Marek’s disease virus (MDV) is an oncogenic alphaherpesvirus of Gallus gallus, the domesticated chicken. Control strategies rely upon vaccination with live attenuated viruses of antigenically similar avian herpesviruses or attenuated strains of MDV. Recent studies in other viruses have shown that recoding certain viral genes to employ synonymous but rarely-used codon pairs resulted in viral attenuation. We deoptimized two MDV proteins, UL54/ICP27 and UL49/VP22, and demonstrate that the more severely deoptimized variant of UL54 accumulates significantly less gene product in vitro. Using these UL54 deoptimized mutants, we further demonstrate that animals infected with the UL54-recoded recombinant virus exhibited decreased viral genome copy number in lymphocytes, reduced lymphoid atrophy and reduced tumor incidence. This study demonstrates that codon pair deoptimization of a single viral gene can produce attenuated strains of MDV. This approach may be useful as a rational way of making novel live attenuated virus vaccines for MDV.

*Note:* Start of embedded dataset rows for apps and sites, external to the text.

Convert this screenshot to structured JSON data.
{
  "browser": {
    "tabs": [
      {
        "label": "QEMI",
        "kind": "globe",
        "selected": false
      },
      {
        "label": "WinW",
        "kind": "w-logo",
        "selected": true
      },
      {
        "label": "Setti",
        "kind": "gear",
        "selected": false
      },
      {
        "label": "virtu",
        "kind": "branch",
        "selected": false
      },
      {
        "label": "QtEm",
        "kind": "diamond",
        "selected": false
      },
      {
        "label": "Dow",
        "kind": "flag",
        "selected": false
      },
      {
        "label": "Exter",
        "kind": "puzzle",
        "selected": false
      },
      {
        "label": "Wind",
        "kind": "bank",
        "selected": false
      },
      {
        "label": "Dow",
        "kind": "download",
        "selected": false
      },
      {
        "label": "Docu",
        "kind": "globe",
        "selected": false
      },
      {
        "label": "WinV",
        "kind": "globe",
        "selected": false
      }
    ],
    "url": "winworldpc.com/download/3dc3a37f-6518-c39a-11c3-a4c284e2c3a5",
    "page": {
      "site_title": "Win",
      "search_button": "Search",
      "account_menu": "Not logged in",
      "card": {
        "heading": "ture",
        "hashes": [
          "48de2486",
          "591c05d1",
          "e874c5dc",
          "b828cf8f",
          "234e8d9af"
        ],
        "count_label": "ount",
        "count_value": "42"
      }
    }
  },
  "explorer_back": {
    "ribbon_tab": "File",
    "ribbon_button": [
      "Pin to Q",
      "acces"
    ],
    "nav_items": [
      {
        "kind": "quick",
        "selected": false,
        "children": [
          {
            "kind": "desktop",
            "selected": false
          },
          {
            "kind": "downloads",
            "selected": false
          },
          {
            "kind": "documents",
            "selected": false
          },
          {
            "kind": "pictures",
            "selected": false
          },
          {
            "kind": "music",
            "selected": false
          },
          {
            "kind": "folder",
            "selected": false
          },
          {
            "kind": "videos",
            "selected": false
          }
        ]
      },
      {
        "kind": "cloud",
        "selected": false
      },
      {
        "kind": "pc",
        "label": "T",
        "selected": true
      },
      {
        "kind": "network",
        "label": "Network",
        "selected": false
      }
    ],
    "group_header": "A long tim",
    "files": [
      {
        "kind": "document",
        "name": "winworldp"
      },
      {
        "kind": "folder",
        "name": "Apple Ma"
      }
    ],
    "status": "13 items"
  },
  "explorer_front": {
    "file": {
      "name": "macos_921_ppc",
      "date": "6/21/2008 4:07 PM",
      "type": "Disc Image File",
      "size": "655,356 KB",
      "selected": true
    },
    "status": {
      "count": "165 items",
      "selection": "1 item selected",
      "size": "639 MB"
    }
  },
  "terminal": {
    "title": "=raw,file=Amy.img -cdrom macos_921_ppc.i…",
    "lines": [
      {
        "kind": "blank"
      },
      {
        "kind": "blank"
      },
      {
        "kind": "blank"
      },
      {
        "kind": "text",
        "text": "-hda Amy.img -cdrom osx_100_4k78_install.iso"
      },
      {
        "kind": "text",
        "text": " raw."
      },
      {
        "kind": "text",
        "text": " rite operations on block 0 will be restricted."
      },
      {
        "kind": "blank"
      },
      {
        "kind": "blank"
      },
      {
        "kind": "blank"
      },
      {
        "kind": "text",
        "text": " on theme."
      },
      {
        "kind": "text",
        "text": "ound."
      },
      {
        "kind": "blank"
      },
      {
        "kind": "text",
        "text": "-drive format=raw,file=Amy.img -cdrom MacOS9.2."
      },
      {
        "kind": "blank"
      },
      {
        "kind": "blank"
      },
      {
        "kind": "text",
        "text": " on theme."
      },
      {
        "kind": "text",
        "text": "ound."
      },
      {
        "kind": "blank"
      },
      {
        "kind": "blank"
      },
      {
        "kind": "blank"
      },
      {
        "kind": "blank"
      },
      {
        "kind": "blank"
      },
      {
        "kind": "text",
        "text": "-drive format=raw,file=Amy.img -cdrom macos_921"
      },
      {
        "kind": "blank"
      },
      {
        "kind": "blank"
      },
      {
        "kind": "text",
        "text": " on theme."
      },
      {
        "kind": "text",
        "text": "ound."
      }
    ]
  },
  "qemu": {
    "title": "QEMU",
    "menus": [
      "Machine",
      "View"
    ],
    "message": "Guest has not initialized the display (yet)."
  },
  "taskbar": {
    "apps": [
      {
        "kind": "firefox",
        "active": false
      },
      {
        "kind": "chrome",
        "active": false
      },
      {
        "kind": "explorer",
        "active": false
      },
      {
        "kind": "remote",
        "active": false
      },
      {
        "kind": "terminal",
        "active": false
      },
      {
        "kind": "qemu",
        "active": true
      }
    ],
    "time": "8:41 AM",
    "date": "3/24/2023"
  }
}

Marek’s disease has brought enormous loss in chicken production worldwide and the increasing virulence of Marek’s disease virus (MDV) became a severe problem. To better understand the genetic basis underlying, a Chinese MDV strain HNGS101 isolated from immunized chickens was sequenced. Phylogenetic analysis implied that HNGS101 showed more relatedness to Eurasian strains than GaHV-2 circulating in North America. Recombination networks analysis showed the evidence of recombination among MDV strains, and several recombination events in the UL and US region were found. Further analysis indicated that the HNGS101 strain seemed to be generated by the recombination of the earliest Eurasian strains and North American strains in the US region, which may be responsible for the MD outbreaks in China. In summary,this is the first report to demonstrate recombination events among MDV strains, which may shed light on the mechanism of virulence enhancement.